Kensington
Congregational
Church

United Church of Christ

Civil War Monument and Memorial Garden

Monument

The Monument

Sometime after 1861, led by the Rev. Mr. Hillard, Nelson Augustus Moore, and Selectman George Cowles, church members and Kensington neighbors raised money through a subscription for a monument to commemorate the soldiers from Kensington who served and died during the war. The monument cost $465. It is the first monument in the United States in honor of the soldiers of the Civil War. The fate of the Union still hung in the balance when the monument was dedicated. The memorial was designed by Mr. Nelson Augustus Moore, a church member and noted landscape artist. The brown sandstone shaft was obtained from a quarry in Portland, CT, brought here on a sledge drawn by 14 yoke of oxen, and finished at the Bacon quarry in East Berlin, CT. It was suppose to be dedicated on July 4, but there was a delay and the monument was dedicated on July 28, 1863. It was a hot, humid day and not well attended as the farmers were kept so busy at this season. US Senator Lafayette Foster gave the address while Edward W. Robbins, a church member and son of the late Rev. Royal Robbins, wrote an original poem for the occasion. At the time, there were six names on the monument. Today there are fifteen names (Nelson M. Ritchie who died of his wounds after the war) plus the plaque for the only Medal of Honor soldier from the Town of Berlin: Elijah W. Bacon.

Ten years later, in 1873, a wrought iron fence designed by Nelson Augustus Moore and built at the family factory called Moore and Sons was added.

The cannon nearby is an authentic Civil War cannon and was obtained in 1913 at the 50th anniversary of the monument.
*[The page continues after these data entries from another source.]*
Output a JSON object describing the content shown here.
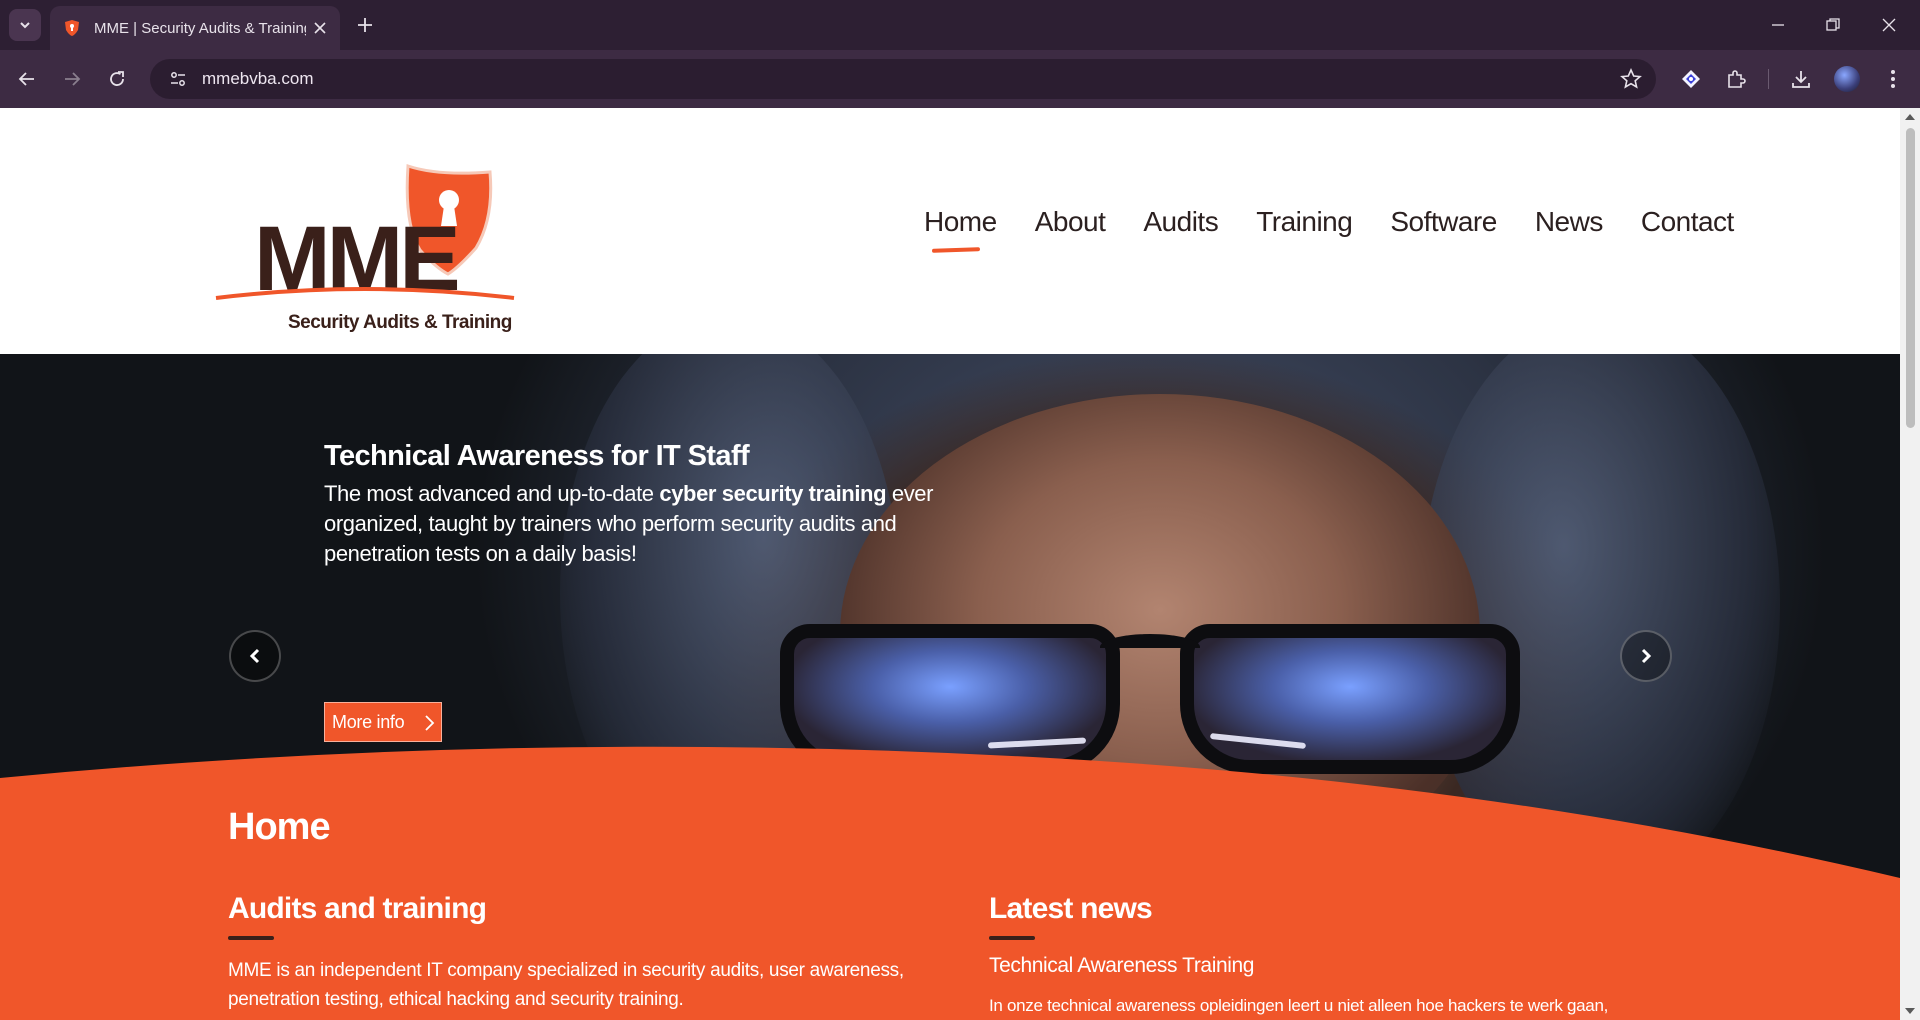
{
  "browser": {
    "tab_title": "MME | Security Audits & Training",
    "url": "mmebvba.com"
  },
  "logo": {
    "wordmark": "MME",
    "tagline": "Security Audits & Training"
  },
  "nav": {
    "items": [
      {
        "label": "Home",
        "active": true
      },
      {
        "label": "About",
        "active": false
      },
      {
        "label": "Audits",
        "active": false
      },
      {
        "label": "Training",
        "active": false
      },
      {
        "label": "Software",
        "active": false
      },
      {
        "label": "News",
        "active": false
      },
      {
        "label": "Contact",
        "active": false
      }
    ]
  },
  "hero": {
    "title": "Technical Awareness for IT Staff",
    "body_before": "The most advanced and up-to-date ",
    "body_bold": "cyber security training",
    "body_after": " ever organized, taught by trainers who perform security audits and penetration tests on a daily basis!",
    "button_label": "More info"
  },
  "content": {
    "page_title": "Home",
    "left_heading": "Audits and training",
    "left_text": "MME is an independent IT company specialized in security audits, user awareness, penetration testing, ethical hacking and security training.",
    "right_heading": "Latest news",
    "news_item_title": "Technical Awareness Training",
    "news_item_text": "In onze technical awareness opleidingen leert u niet alleen hoe hackers te werk gaan,"
  },
  "colors": {
    "brand_orange": "#f0562a",
    "brand_brown": "#3a201a",
    "chrome_dark": "#2d1f33",
    "chrome_toolbar": "#3d2b43"
  }
}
The 50th anniversary was a huge three day affair. Governor Simeon Baldwin led the speech making along with Rep. Thomas Reilly and US Senator George McLean. GAR (Grand Army of the Republic) posts throughout Connecticut were invited. Many Connecticut Regiments held reunions. Trolleys ran on a special schedule for the weekend event. On the fence are two plaques. The first notes that it is the First Monument in the United States dedicated to the soldiers of the Civil War – erected in 1863. In 1961 a plaque was added to the fence to commemorate the 100th anniversary of the start of the Civil War.

The monument is lit throughout the night, and is often the destination of our town's annual Memorial Day parade. Photos of its dedication, in 1863, are on display every Sunday morning in the meetinghouse.



Memorial Garden

the Memorial Garden

We have created this Memorial Garden to:

  • Proclaim God’s love in Christ Jesus for all people
  • To provide a honoring place for the remains of our beloved and
  • to create a comptemplative place of solace for those who grieve.

They will be like a well-watered garden, and they will sorrow no more. Then maidens will dance and be glad, young men and old as well. I will turn their mourning into gladness; I will give them comfort and joy instead of sorrow.
- Ezekiel 31:12-13

In 2013 the Kensington Congregational Church established a area next to the existing Civil War Monument as a memorial garden for the internment members and non-members ashes. As shown in the pictures, pavers can be etched with names and dates of the interned. The full terms and conditions for burial of ashes in the Garden can be downloaded HERE.